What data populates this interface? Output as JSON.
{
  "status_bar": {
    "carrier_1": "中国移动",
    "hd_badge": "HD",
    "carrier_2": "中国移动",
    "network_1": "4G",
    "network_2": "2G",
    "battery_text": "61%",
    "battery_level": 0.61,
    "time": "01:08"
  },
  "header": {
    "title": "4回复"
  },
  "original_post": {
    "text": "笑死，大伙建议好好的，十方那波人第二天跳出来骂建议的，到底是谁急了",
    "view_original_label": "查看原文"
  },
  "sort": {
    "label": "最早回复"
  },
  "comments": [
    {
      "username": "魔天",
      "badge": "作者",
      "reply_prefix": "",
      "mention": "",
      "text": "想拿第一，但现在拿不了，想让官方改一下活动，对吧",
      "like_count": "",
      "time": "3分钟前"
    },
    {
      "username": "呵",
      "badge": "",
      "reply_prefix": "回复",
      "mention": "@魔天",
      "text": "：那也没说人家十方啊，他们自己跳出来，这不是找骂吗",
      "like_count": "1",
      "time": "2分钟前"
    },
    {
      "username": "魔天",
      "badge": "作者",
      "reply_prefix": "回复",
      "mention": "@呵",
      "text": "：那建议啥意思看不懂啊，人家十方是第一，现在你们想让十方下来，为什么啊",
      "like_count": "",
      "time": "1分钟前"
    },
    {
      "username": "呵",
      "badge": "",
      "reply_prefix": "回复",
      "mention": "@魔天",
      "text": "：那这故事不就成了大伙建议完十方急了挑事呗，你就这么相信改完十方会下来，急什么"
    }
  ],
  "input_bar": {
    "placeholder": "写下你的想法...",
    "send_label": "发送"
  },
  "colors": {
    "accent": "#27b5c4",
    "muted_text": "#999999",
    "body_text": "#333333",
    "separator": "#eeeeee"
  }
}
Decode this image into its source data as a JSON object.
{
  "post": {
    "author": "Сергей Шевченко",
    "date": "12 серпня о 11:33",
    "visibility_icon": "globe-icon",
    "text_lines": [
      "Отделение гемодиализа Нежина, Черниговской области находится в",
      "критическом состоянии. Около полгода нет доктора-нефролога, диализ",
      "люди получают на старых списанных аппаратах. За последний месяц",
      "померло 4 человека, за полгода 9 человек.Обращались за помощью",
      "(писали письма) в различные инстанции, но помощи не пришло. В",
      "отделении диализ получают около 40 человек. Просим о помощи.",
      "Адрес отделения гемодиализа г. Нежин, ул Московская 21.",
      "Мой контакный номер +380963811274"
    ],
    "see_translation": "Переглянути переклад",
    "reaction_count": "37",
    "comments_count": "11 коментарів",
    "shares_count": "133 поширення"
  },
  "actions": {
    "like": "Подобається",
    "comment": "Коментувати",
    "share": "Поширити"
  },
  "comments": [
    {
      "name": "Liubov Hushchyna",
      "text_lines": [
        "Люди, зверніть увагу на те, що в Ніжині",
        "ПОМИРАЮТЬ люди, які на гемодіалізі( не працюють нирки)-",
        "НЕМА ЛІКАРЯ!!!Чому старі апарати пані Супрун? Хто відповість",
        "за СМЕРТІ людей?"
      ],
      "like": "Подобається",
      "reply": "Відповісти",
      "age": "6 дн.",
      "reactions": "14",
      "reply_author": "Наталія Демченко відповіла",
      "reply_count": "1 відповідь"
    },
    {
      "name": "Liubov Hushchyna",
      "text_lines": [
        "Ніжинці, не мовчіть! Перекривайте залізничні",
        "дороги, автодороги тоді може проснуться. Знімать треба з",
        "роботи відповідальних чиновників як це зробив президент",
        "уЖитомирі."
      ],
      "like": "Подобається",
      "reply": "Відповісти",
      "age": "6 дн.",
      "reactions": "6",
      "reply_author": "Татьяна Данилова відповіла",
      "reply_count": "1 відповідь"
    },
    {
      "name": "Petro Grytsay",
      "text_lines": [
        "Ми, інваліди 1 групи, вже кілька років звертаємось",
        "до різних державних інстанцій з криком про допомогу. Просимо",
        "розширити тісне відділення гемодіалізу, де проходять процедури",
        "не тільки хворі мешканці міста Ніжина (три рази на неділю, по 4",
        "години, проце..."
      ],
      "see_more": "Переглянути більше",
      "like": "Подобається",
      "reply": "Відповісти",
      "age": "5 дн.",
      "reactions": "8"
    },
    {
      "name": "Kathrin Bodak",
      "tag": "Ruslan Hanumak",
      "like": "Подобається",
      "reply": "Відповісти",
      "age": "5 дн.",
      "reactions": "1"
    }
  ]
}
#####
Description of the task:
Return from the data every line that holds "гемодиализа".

Answer section:
      "Отделение гемодиализа Нежина, Черниговской области находится в",
      "Адрес отделения гемодиализа г. Нежин, ул Московская 21.",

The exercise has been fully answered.